I understand now that when I am having manic symptoms, I feel like my most amazing self, but that isn’t really the case. I think I’m being more creative and expressive, but in reality, my thoughts are racing so fast I can’t articulate them clearly or harness them to action. With few exceptions, I am not a better version of myself when I’m manic. It just feels that way.
Even as I began to absorb the idea that my creativity wouldn’t just disappear along with my mania, it was still terrifying to think of “coming out” as a person with a mental illness. I feared that I would find people hesitant or unwilling to work with me if they knew.
Thankfully, I was wrong about that too. As I’ve opened up about the details of my journey, first through my blog and now in my book, I’ve been amazed at the love, support, and warmth that has come my way. Even more gratifying has been the increased openness and the rich connection I’ve enjoyed with others as they’ve shared their stories with me in turn. Together we are starting new conversations about whole health and the importance of our mental, physical, and spiritual wellbeing.
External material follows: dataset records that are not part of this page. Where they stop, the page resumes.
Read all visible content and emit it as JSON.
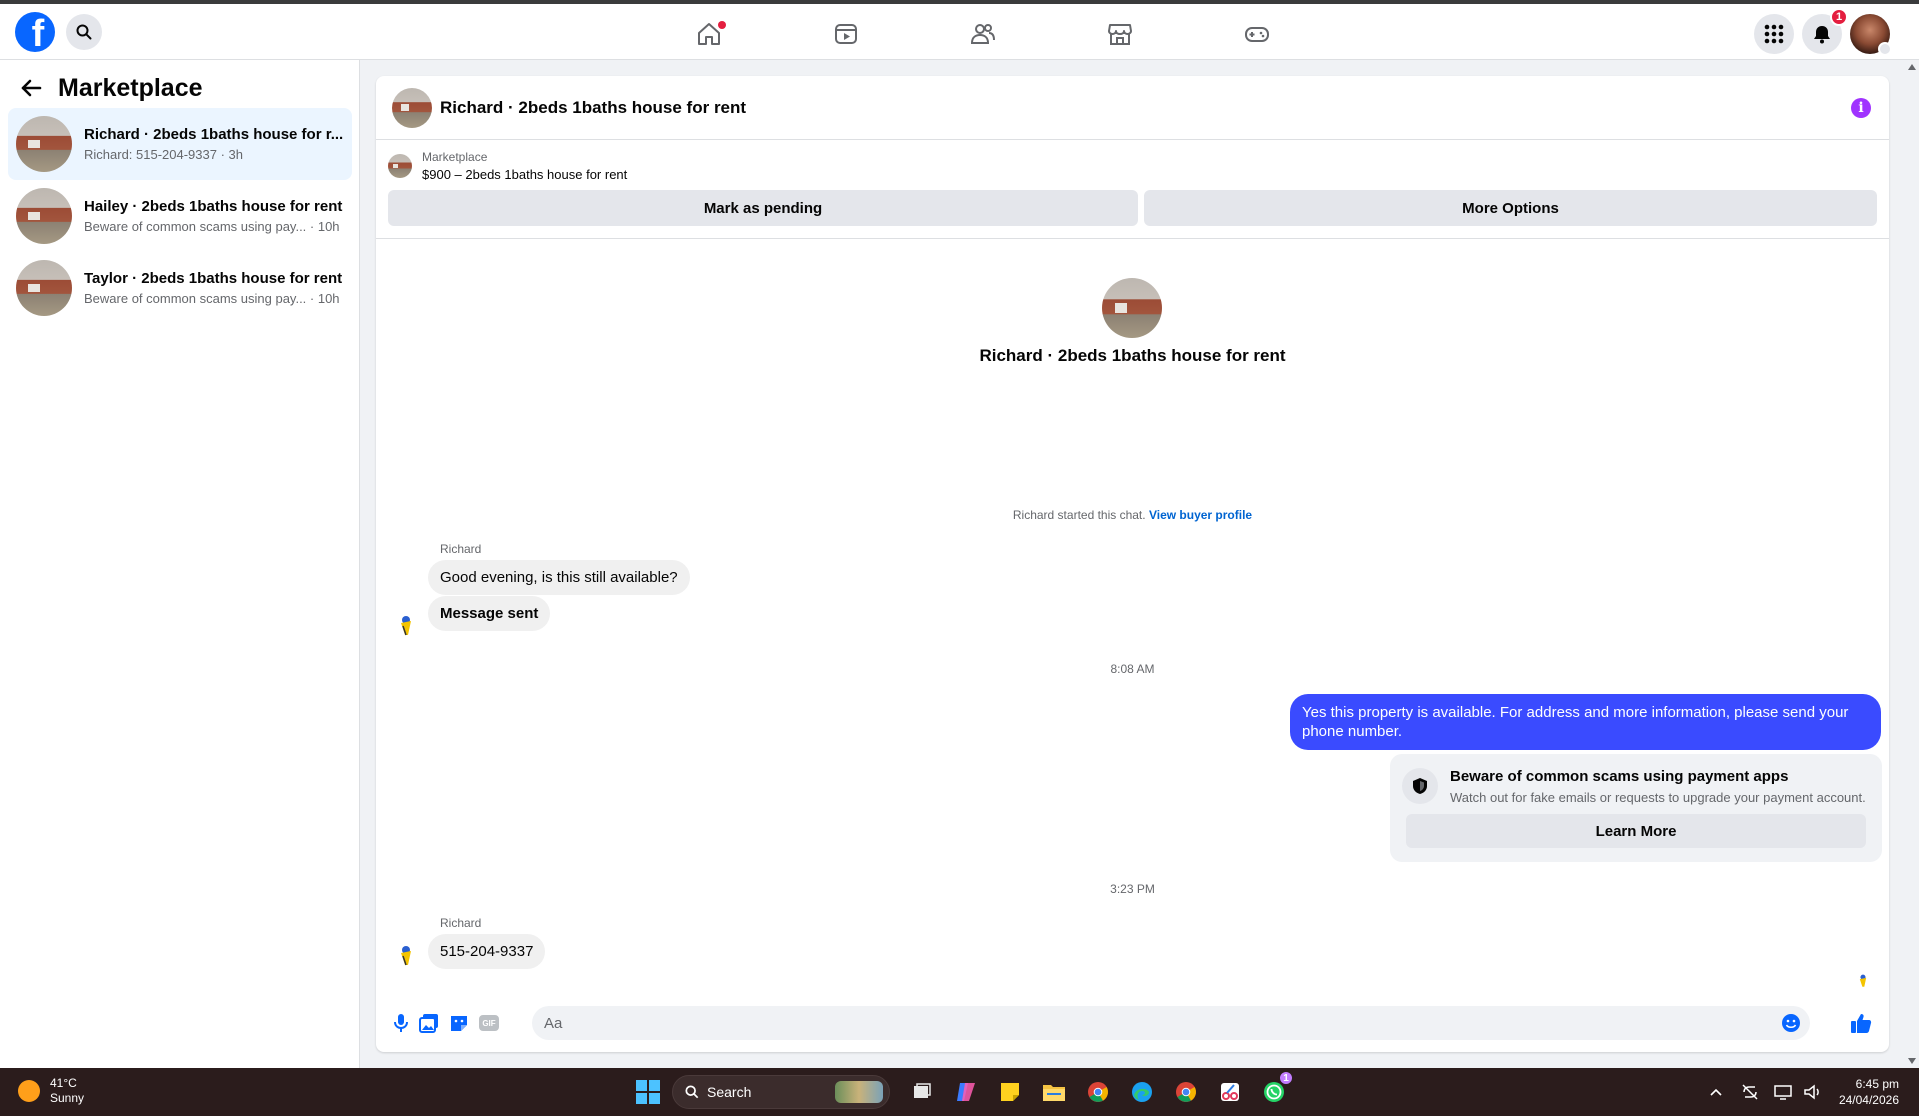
{
  "nav": {
    "notification_count": "1",
    "icons": [
      "home-icon",
      "video-icon",
      "friends-icon",
      "marketplace-icon",
      "gaming-icon"
    ]
  },
  "sidebar": {
    "title": "Marketplace",
    "conversations": [
      {
        "title": "Richard · 2beds 1baths house for r...",
        "subtitle": "Richard: 515-204-9337 · 3h"
      },
      {
        "title": "Hailey · 2beds 1baths house for rent",
        "subtitle": "Beware of common scams using pay... · 10h"
      },
      {
        "title": "Taylor · 2beds 1baths house for rent",
        "subtitle": "Beware of common scams using pay... · 10h"
      }
    ]
  },
  "chat": {
    "header_title": "Richard · 2beds 1baths house for rent",
    "marketplace_label": "Marketplace",
    "listing": "$900 – 2beds 1baths house for rent",
    "mark_pending": "Mark as pending",
    "more_options": "More Options",
    "center_title": "Richard · 2beds 1baths house for rent",
    "started_text": "Richard started this chat.",
    "view_profile": "View buyer profile",
    "messages": [
      {
        "sender": "Richard",
        "text": "Good evening, is this still available?"
      },
      {
        "text": "Message sent"
      },
      {
        "time": "8:08 AM"
      },
      {
        "text": "Yes this property is available. For address and more information, please send your phone number."
      },
      {
        "time": "3:23 PM"
      },
      {
        "sender": "Richard",
        "text": "515-204-9337"
      }
    ],
    "scam_card": {
      "title": "Beware of common scams using payment apps",
      "subtitle": "Watch out for fake emails or requests to upgrade your payment account.",
      "button": "Learn More"
    },
    "composer_placeholder": "Aa",
    "gif_label": "GIF"
  },
  "taskbar": {
    "temp": "41°C",
    "condition": "Sunny",
    "search_label": "Search",
    "time": "6:45 pm",
    "date": "24/04/2026",
    "whatsapp_badge": "1"
  },
  "colors": {
    "brand": "#0866ff",
    "outgoing_bubble": "#3a4bff",
    "info": "#a033ff"
  }
}
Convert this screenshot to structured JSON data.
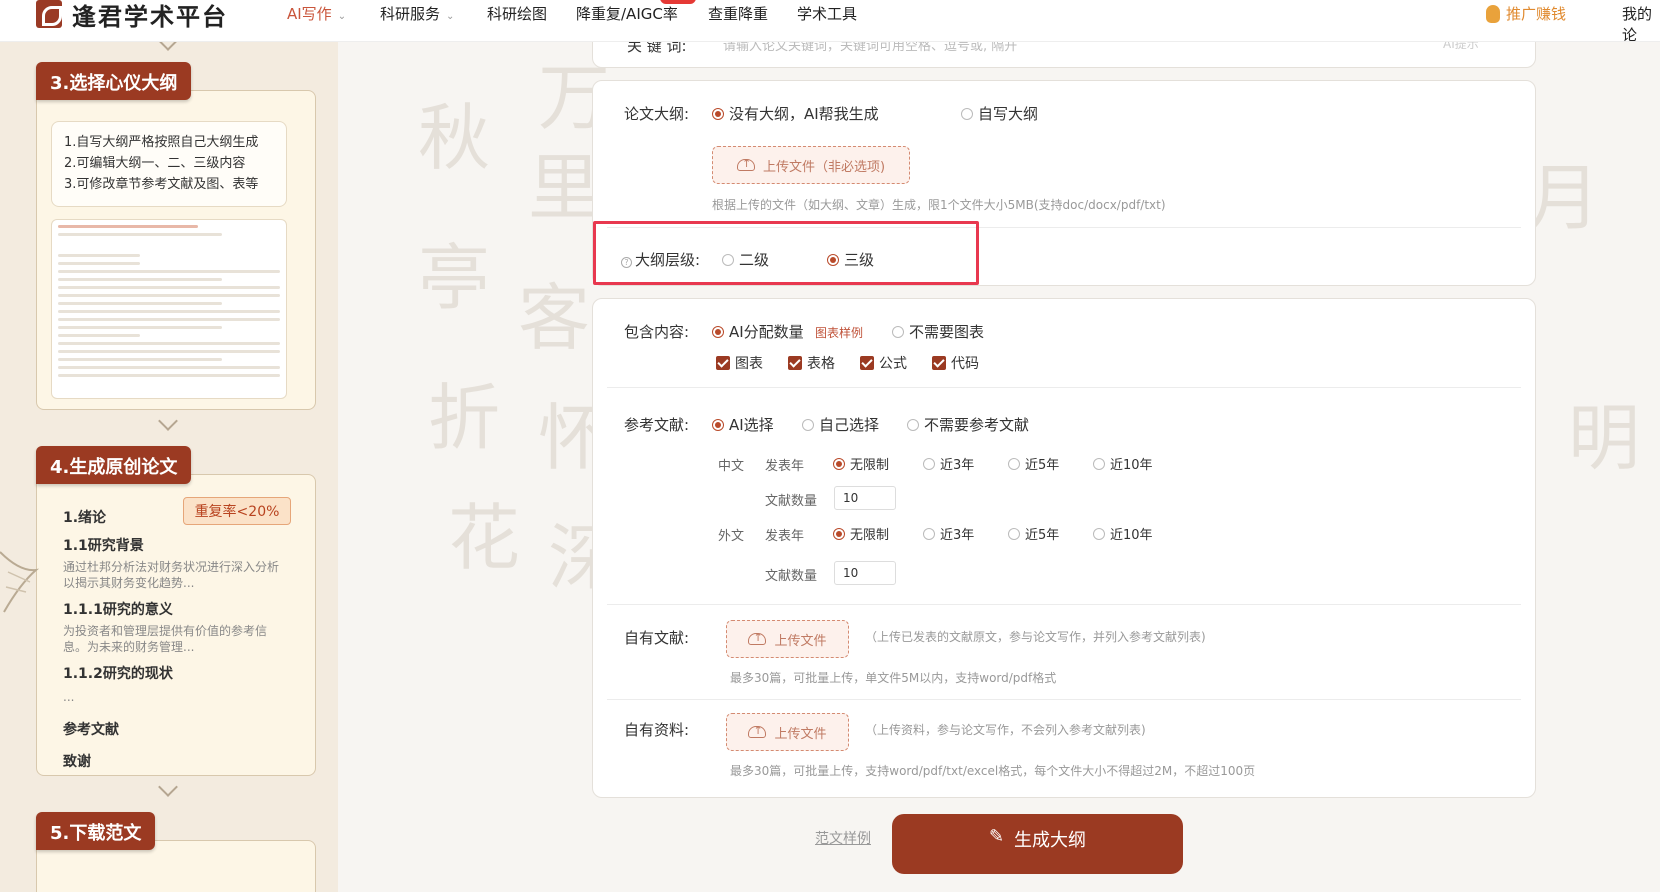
{
  "brand": {
    "name": "逢君学术平台"
  },
  "nav": {
    "items": [
      {
        "label": "AI写作",
        "caret": "⌄"
      },
      {
        "label": "科研服务",
        "caret": "⌄"
      },
      {
        "label": "科研绘图"
      },
      {
        "label": "降重复/AIGC率"
      },
      {
        "label": "查重降重"
      },
      {
        "label": "学术工具"
      }
    ],
    "promo": "推广赚钱",
    "account": "我的论"
  },
  "sidebar": {
    "step3": {
      "title": "3.选择心仪大纲",
      "tips": [
        "1.自写大纲严格按照自己大纲生成",
        "2.可编辑大纲一、二、三级内容",
        "3.可修改章节参考文献及图、表等"
      ]
    },
    "step4": {
      "title": "4.生成原创论文",
      "badge": "重复率<20%",
      "outline": [
        {
          "heading": "1.绪论"
        },
        {
          "heading": "1.1研究背景",
          "text": "通过杜邦分析法对财务状况进行深入分析以揭示其财务变化趋势..."
        },
        {
          "heading": "1.1.1研究的意义",
          "text": "为投资者和管理层提供有价值的参考信息。为未来的财务管理..."
        },
        {
          "heading": "1.1.2研究的现状"
        },
        {
          "heading": "..."
        },
        {
          "heading": "参考文献"
        },
        {
          "heading": "致谢"
        }
      ]
    },
    "step5": {
      "title": "5.下载范文"
    }
  },
  "form": {
    "keywords": {
      "label": "关 键 词:",
      "placeholder": "请输入论文关键词，关键词可用空格、逗号或, 隔开",
      "button": "AI提示"
    },
    "outline": {
      "label": "论文大纲:",
      "options": [
        {
          "label": "没有大纲，AI帮我生成",
          "selected": true
        },
        {
          "label": "自写大纲",
          "selected": false
        }
      ],
      "upload_label": "上传文件（非必选项)",
      "upload_hint": "根据上传的文件（如大纲、文章）生成，限1个文件大小5MB(支持doc/docx/pdf/txt)"
    },
    "level": {
      "label": "大纲层级:",
      "options": [
        {
          "label": "二级",
          "selected": false
        },
        {
          "label": "三级",
          "selected": true
        }
      ]
    },
    "content": {
      "label": "包含内容:",
      "options": [
        {
          "label": "AI分配数量",
          "selected": true
        },
        {
          "label": "不需要图表",
          "selected": false
        }
      ],
      "sample_link": "图表样例",
      "checks": [
        {
          "label": "图表",
          "checked": true
        },
        {
          "label": "表格",
          "checked": true
        },
        {
          "label": "公式",
          "checked": true
        },
        {
          "label": "代码",
          "checked": true
        }
      ]
    },
    "references": {
      "label": "参考文献:",
      "options": [
        {
          "label": "AI选择",
          "selected": true
        },
        {
          "label": "自己选择",
          "selected": false
        },
        {
          "label": "不需要参考文献",
          "selected": false
        }
      ],
      "cn": {
        "label": "中文",
        "year_label": "发表年",
        "years": [
          {
            "label": "无限制",
            "selected": true
          },
          {
            "label": "近3年",
            "selected": false
          },
          {
            "label": "近5年",
            "selected": false
          },
          {
            "label": "近10年",
            "selected": false
          }
        ],
        "count_label": "文献数量",
        "count": "10"
      },
      "en": {
        "label": "外文",
        "year_label": "发表年",
        "years": [
          {
            "label": "无限制",
            "selected": true
          },
          {
            "label": "近3年",
            "selected": false
          },
          {
            "label": "近5年",
            "selected": false
          },
          {
            "label": "近10年",
            "selected": false
          }
        ],
        "count_label": "文献数量",
        "count": "10"
      }
    },
    "own_refs": {
      "label": "自有文献:",
      "upload_label": "上传文件",
      "note": "（上传已发表的文献原文，参与论文写作，并列入参考文献列表)",
      "hint": "最多30篇，可批量上传，单文件5M以内，支持word/pdf格式"
    },
    "own_data": {
      "label": "自有资料:",
      "upload_label": "上传文件",
      "note": "（上传资料，参与论文写作，不会列入参考文献列表)",
      "hint": "最多30篇，可批量上传，支持word/pdf/txt/excel格式，每个文件大小不得超过2M，不超过100页"
    },
    "sample_link": "范文样例",
    "generate": "生成大纲"
  },
  "colors": {
    "brand": "#9b3a22",
    "accent": "#c9553b",
    "highlight": "#e8384f",
    "promo": "#e08a2f"
  }
}
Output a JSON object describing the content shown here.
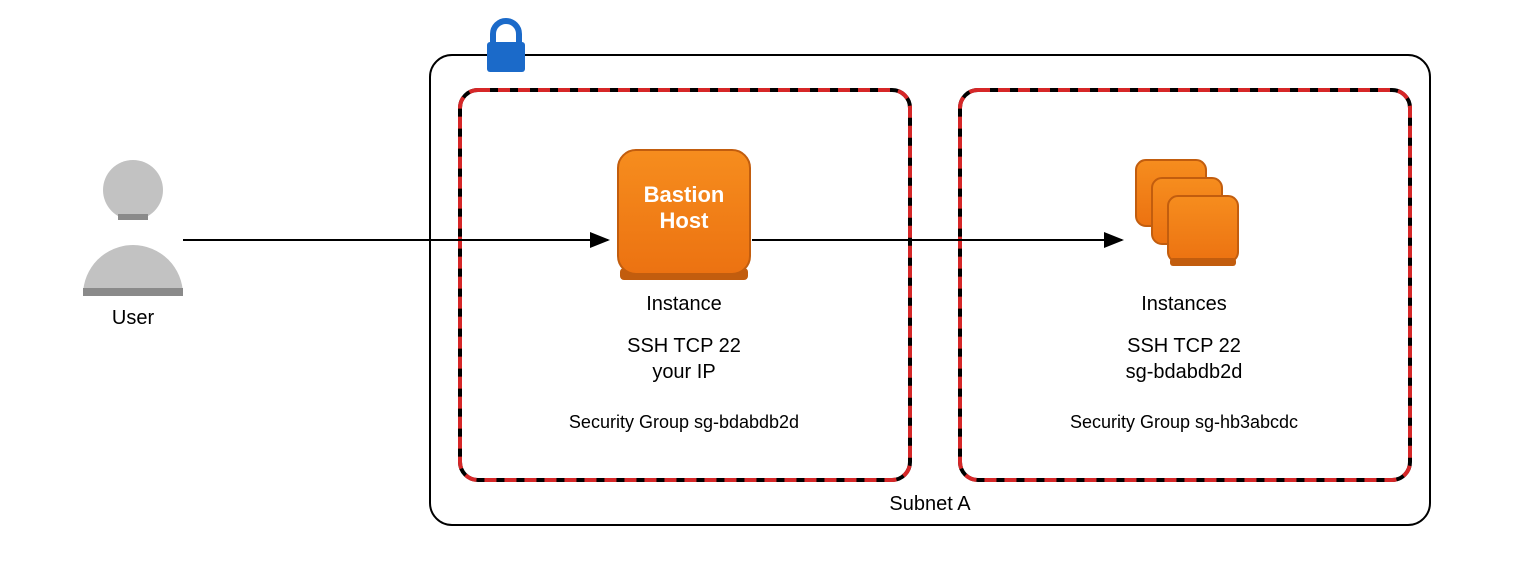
{
  "user": {
    "label": "User"
  },
  "subnet": {
    "label": "Subnet A"
  },
  "bastion_group": {
    "instance_label": "Instance",
    "bastion_title": "Bastion",
    "bastion_subtitle": "Host",
    "rule_line1": "SSH TCP 22",
    "rule_line2": "your IP",
    "sg_label": "Security Group sg-bdabdb2d"
  },
  "instances_group": {
    "instance_label": "Instances",
    "rule_line1": "SSH TCP 22",
    "rule_line2": "sg-bdabdb2d",
    "sg_label": "Security Group sg-hb3abcdc"
  },
  "colors": {
    "aws_orange": "#ec7211",
    "aws_orange_dark": "#c25d0e",
    "lock_blue": "#1b6ac9",
    "user_gray": "#c2c2c2",
    "user_gray_dark": "#8a8a8a"
  }
}
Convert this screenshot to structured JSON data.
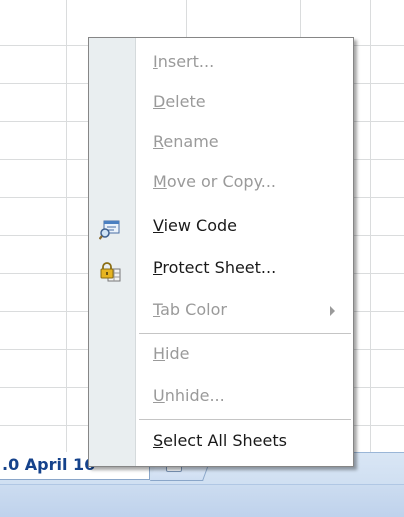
{
  "sheet_tab": {
    "label": ".0 April 16"
  },
  "context_menu": {
    "items": [
      {
        "first": "I",
        "rest": "nsert...",
        "enabled": false
      },
      {
        "first": "D",
        "rest": "elete",
        "enabled": false
      },
      {
        "first": "R",
        "rest": "ename",
        "enabled": false
      },
      {
        "first": "M",
        "rest": "ove or Copy...",
        "enabled": false
      },
      {
        "first": "V",
        "rest": "iew Code",
        "enabled": true,
        "icon": "view-code-icon"
      },
      {
        "first": "P",
        "rest": "rotect Sheet...",
        "enabled": true,
        "icon": "protect-sheet-lock-icon"
      },
      {
        "first": "T",
        "rest": "ab Color",
        "enabled": false,
        "submenu": true
      },
      {
        "first": "H",
        "rest": "ide",
        "enabled": false
      },
      {
        "first": "U",
        "rest": "nhide...",
        "enabled": false
      },
      {
        "first": "S",
        "rest": "elect All Sheets",
        "enabled": true
      }
    ]
  }
}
These days I live with my bipolar, not by it or in spite of it. Getting to this point has been hard work: I learned that I can’t pour from an empty cup, and overhauled my workaholic schedule, adding a minimum of one day off per week and wedging a 15-minute buffer between every appointment. I looked at my stress, diet, and exercise, and I dramatically changed my sleep habits. I decluttered, and learned how to say no to things unless my first reaction was “hell, yes!” That’s an important one! I attended weekly psychiatrist appointments, continued my intensive psychotherapy, and participated in a bipolar group study. I reached out to bipolar peers, attended support groups, and spent nearly two years finding the right combination of meds that worked for me. One habit at a time, one step at a time, I was able to reclaim the life and career I was meant to have.
Fast-forward to today, I’m feeling better than ever. I’m still learning, and I still face the occasional bump in the road, but I’m managing, and I can proudly say that it’s possible to live an awesome life with bipolar. Making the choice to take charge of your whole health is one of the bravest things you can do for yourself, your community, and the people you love.
For more of the details about how I managed this transformation, I’ll refer you to my book, Sound Mind, and feel free to reach out to me through Instagram or Twitter @celloerika or my blog at soundmindbook.com or www.psychologytoday.com/ca/blog/chaos-composure